Gawande cited a phantom limb case study by Dr. V.S. Ramachandaran from the University of California, San Diego. In his experiments Ramachandaran used a mirror-in-a-box contraption that helped give his patients immediate relief by “tricking” the patient’s brain into believing the limb was still attached and could be moved to relieve the discomfort. The patient spent a few minutes a day lying with the mirror reflecting the remaining limb as if it was the missing limb; movement of the remaining limb was found to relieve the stress and pain caused by the phantom limb sensations. The rest of Atul Gawande’s article on these experiments/techniques can be found online at http://snipurl.com/41uj9.
On 6 September 2006, Cpl. Wright, of Edinburgh, Scotland, was killed by a landmine blast while trapped in an unmarked Afghan minefield. Six of his Paratrooper comrades were also injured. During a hearing regarding Wright’s death, coroner Andrew Walker openly criticized the United Kingdom’s Ministry of Defence, remarking that the troops in Afghanistan during the incident did not have access to the proper equipment and resources required for a safe, minefield-rescue operation.

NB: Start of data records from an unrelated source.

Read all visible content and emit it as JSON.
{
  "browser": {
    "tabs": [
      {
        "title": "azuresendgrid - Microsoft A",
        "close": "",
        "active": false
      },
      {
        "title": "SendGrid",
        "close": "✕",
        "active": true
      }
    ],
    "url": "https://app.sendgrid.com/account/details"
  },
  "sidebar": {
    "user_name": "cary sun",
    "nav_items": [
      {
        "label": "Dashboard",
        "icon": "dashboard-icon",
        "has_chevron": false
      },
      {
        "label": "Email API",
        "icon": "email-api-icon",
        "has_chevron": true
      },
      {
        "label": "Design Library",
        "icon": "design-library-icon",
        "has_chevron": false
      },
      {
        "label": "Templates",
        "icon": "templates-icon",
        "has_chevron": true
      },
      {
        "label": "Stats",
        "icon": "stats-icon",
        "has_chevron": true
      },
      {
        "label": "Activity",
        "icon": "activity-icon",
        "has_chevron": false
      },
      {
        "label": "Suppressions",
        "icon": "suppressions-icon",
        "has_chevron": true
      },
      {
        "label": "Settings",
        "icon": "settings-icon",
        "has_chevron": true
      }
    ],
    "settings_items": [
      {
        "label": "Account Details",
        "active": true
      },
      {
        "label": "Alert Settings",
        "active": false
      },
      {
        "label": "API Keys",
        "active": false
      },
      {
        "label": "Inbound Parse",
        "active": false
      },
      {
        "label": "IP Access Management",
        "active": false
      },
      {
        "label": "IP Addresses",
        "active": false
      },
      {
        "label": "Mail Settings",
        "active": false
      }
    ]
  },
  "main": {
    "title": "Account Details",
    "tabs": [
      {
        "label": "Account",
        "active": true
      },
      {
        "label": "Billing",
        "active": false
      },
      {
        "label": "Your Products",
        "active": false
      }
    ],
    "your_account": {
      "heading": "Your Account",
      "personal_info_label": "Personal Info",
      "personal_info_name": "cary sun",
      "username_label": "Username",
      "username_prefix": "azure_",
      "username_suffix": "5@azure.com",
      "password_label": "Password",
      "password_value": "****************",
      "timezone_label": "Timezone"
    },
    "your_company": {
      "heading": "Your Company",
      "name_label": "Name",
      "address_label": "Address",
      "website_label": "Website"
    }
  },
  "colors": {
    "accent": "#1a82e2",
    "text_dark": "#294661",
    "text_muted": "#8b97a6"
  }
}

Wright and his platoon of paratroopers became stranded inside the minefield after a sniper in their platoon strayed into the unmarked area and was injured by an explosion. According to the coroner, the blast that killed Wright was set off by the downdraft from a RAF Chinook helicopter that was being used for the rescue. The Chinook was not equipped with a winch that the trapped soldiers had requested, and after realizing that the Chinook could set off another landmine explosion, the soldiers waved away the helicopter. As it departed, a landmine was set off and exploded, striking Cpl. Wright. Two U.S. Blackhawk helicopters equipped with winches came afterwards and rescued the soldiers. Wright died while on board one of the helicopters. A head official from the military’s Joint Helicopter Command denied that the helicopter had set off the blast.